Wikipedia's definition of a cookie is as follows, "a cookie, also known as an HTTP cookie, web cookie, or browser cookie, is used for an origin website to send state information to a user's browser and for the browser to return the state information to the origin site. The state information can be used for authentication, identification of a user session, user's preferences, shopping cart contents, or anything else that can be accomplished through storing text data on the user's computer. Cookies cannot be programmed, cannot carry viruses, and cannot install malware on the host computer. However, they can be used by spyware to track user's browsing activities—a major privacy concern that prompted European and US law makers to take action. Cookie data can also be illicitly disclosed by hackers to gain access to a victim's web account."
So, once the data is captured and collected, the information is then matched to ads that are then posted while you are still on the Internet. These ads are specifically chosen based on your "search history". These ads are shown in hopes that you, the consumer, will then be interested in the websites and or products being shown and will ultimately purchase those products.
While the end user's name is not is not attached to the information that is gathered; it may still feel like an invasion of privacy. Recently, there has been discussion about "Do Not Track" tools and what orders websites will have to respect in regards to end users notifying them that they "do not want to be tracked". The Digital Advertising Alliance (DAA), the Federal Trade Commission, W3C, the Internet Advertising Bureau (also part of the DAA), and privacy researchers at academic institutions are all involved. In November 2011, the DAA put out a new set of principles that contain some good ideas like the prohibition of "collection, use or transfer of Internet surfing data across Websites for determination of a consumer's eligibility for employment, credit standing, healthcare treatment and insurance."

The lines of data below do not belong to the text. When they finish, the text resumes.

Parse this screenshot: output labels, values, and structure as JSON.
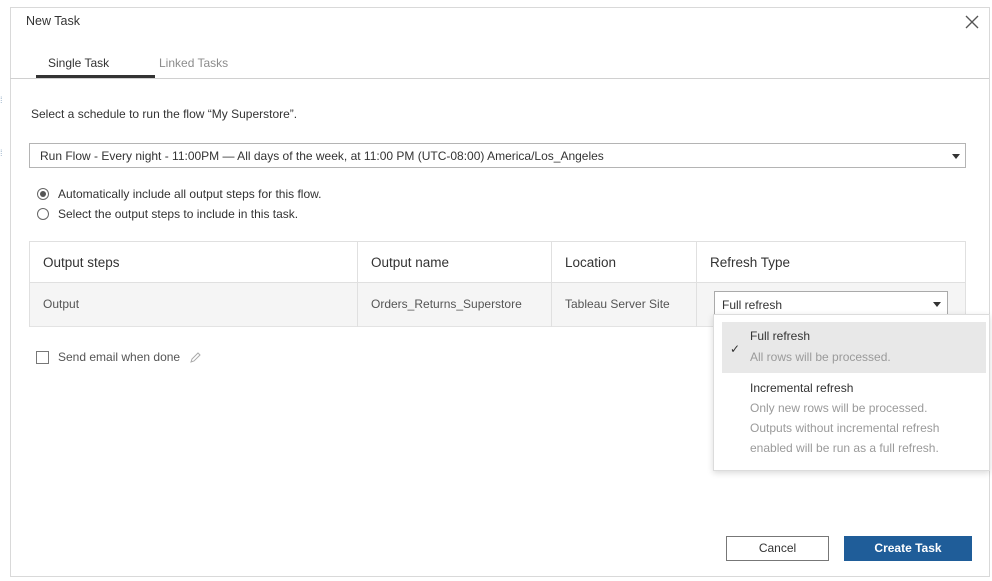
{
  "dialog": {
    "title": "New Task"
  },
  "tabs": [
    {
      "label": "Single Task",
      "active": true
    },
    {
      "label": "Linked Tasks",
      "active": false
    }
  ],
  "prompt": "Select a schedule to run the flow “My Superstore”.",
  "schedule": {
    "selected": "Run Flow - Every night - 11:00PM — All days of the week, at 11:00 PM (UTC-08:00) America/Los_Angeles"
  },
  "radios": [
    {
      "label": "Automatically include all output steps for this flow.",
      "checked": true
    },
    {
      "label": "Select the output steps to include in this task.",
      "checked": false
    }
  ],
  "table": {
    "headers": [
      "Output steps",
      "Output name",
      "Location",
      "Refresh Type"
    ],
    "rows": [
      {
        "output_step": "Output",
        "output_name": "Orders_Returns_Superstore",
        "location": "Tableau Server Site",
        "refresh_type": "Full refresh"
      }
    ]
  },
  "email": {
    "label": "Send email when done",
    "checked": false
  },
  "refresh_dropdown": {
    "options": [
      {
        "label": "Full refresh",
        "desc": "All rows will be processed.",
        "selected": true
      },
      {
        "label": "Incremental refresh",
        "desc_lines": [
          "Only new rows will be processed.",
          "Outputs without incremental refresh",
          "enabled will be run as a full refresh."
        ],
        "selected": false
      }
    ]
  },
  "buttons": {
    "cancel": "Cancel",
    "create": "Create Task"
  },
  "icons": {
    "close": "close-icon",
    "check": "check-icon",
    "pencil": "pencil-icon",
    "caret": "chevron-down-icon"
  },
  "colors": {
    "primary": "#1f5d99",
    "selected_option_bg": "#e8e8e8",
    "row_bg": "#f5f5f5"
  }
}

In February 2012, the White House seemed to side with privacy advocates who want to limit collection, not just uses. Its Consumer Privacy Bill of Rights pushes companies to allow users to "exercise control over what personal data companies collect from them and how they use it." The DAA heralded its own participation in the White House process, though even it noted this is the beginning of a long journey.
Recently, Google has adapted new policy that incorporates the sharing of your information accross their platforms. Which means that any You Tube video, email through Gmail and so on can be used to target you for advertisement and other services. This has made privacy advocates question the Google's intentions and even the legality of this new policy. The biggest issue with the change has been the fact that if you use any of Google's products, you will not have the option to opt out of the new policy.
The Computer Matching and Privacy Protection Act 1988
Describing the rule in which computer matching associating federal agencies could be act and by putting protections for personal applying for and receiving benefits.
Video Privacy Protection Act
It was created in 1988, which provides on of the biggest consumer privacy.
Children's Online Privacy Protection Act (COPPA)
Email can be tracked without protection.
You can send ads, images, web links, etc and think what you send is private but sadly it is not, unless you have protection. A third party can receive your information without your knowledge, you need tracking protection. Below is a list of the top ten tracking protection sites available to protect your privacy. The protection gives you a choice of what third-party sites can track you online. You have the option to block the content from websites that may invade your privacy:
1. Abine's Kids and Teens Tracking Protection List 2. Abine's Standard Tracking Protection List 3. EasyPrivacy Tracking Protection List 4. PrivacyChoice TPL - all companies 5. PrivacyChoice Tracking Protection List - Block companies without NAI oversight 6. TRUSTe Tracking Protection List 8. EasyList Standard Tracking Protection List 10. Fanboy - Adblock Tracking Protection List